__Required action__. Please give only the number of lines in the listing below that contain "предназначенный".
BEGIN
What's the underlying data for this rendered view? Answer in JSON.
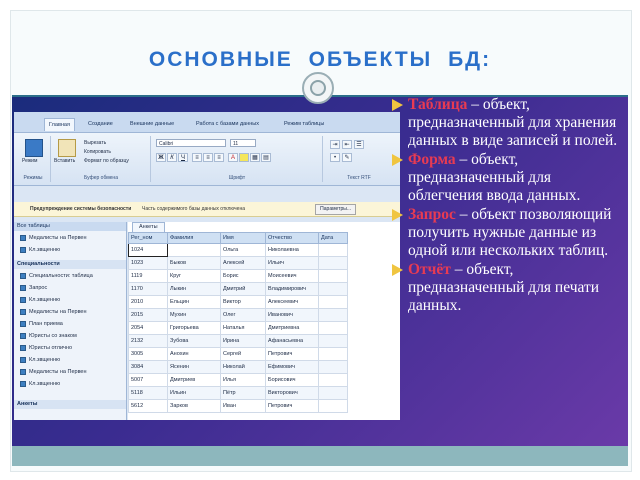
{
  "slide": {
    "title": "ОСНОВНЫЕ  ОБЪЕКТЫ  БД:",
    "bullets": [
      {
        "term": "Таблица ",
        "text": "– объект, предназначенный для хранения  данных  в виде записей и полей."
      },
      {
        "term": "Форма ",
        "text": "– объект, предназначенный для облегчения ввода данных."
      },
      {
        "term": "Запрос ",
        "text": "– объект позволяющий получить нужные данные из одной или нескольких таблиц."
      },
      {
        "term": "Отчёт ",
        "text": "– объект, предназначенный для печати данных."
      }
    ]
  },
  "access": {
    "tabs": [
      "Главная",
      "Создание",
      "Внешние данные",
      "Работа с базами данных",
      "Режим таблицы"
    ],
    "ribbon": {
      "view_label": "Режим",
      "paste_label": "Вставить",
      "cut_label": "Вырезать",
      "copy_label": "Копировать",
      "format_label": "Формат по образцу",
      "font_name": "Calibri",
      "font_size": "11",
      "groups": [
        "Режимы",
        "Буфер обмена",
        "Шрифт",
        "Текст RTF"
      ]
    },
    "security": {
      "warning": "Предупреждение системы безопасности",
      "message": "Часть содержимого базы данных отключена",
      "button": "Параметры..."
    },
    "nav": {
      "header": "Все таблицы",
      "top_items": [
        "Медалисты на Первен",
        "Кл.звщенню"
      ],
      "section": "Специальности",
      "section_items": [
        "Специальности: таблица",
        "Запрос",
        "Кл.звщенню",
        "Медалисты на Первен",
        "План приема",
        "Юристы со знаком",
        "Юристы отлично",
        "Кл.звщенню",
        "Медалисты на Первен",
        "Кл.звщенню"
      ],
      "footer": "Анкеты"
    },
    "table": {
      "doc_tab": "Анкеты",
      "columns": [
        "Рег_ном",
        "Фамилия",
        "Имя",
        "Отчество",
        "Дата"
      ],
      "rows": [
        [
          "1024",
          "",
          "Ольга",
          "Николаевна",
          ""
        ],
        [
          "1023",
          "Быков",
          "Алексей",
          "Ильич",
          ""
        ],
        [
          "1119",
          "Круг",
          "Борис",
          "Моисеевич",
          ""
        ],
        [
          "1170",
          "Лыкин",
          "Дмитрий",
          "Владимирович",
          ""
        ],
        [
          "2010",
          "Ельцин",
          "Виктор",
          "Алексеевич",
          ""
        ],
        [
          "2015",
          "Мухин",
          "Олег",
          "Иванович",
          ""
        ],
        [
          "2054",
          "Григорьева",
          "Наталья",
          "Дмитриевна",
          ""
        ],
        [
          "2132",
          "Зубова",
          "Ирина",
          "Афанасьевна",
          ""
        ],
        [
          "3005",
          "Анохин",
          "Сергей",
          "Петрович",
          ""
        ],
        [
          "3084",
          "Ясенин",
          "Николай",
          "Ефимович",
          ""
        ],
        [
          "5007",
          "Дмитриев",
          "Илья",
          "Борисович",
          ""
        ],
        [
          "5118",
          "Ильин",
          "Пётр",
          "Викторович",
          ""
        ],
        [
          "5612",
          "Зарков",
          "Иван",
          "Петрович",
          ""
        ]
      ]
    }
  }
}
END
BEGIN
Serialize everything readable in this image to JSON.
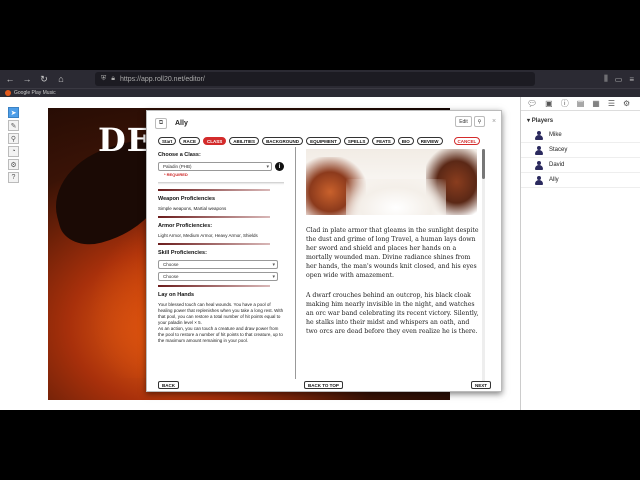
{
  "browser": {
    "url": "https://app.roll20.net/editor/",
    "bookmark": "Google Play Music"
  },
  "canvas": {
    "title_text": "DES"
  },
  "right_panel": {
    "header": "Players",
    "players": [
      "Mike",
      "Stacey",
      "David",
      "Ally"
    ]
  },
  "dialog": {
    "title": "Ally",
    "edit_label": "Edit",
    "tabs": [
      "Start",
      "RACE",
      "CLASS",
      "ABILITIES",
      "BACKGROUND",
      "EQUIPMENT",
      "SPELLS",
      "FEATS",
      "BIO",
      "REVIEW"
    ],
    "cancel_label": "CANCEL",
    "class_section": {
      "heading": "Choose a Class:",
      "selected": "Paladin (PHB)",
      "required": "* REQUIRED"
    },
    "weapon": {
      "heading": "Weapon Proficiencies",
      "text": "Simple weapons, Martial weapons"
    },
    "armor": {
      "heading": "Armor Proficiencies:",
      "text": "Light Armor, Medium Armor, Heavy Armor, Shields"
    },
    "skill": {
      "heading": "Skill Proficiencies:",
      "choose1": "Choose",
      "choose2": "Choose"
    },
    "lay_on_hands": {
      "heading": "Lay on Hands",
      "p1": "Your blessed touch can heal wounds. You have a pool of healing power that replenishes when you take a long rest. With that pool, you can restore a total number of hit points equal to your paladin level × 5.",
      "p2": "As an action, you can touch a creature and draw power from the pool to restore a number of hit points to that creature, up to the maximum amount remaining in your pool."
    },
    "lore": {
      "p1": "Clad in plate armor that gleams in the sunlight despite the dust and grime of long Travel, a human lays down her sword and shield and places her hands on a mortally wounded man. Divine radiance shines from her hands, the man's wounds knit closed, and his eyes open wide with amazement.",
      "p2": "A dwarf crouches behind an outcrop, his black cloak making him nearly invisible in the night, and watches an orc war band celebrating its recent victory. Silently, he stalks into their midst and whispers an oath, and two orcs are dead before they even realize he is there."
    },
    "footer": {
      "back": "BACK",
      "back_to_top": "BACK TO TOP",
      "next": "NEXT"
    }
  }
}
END
__Solution for this task__. 3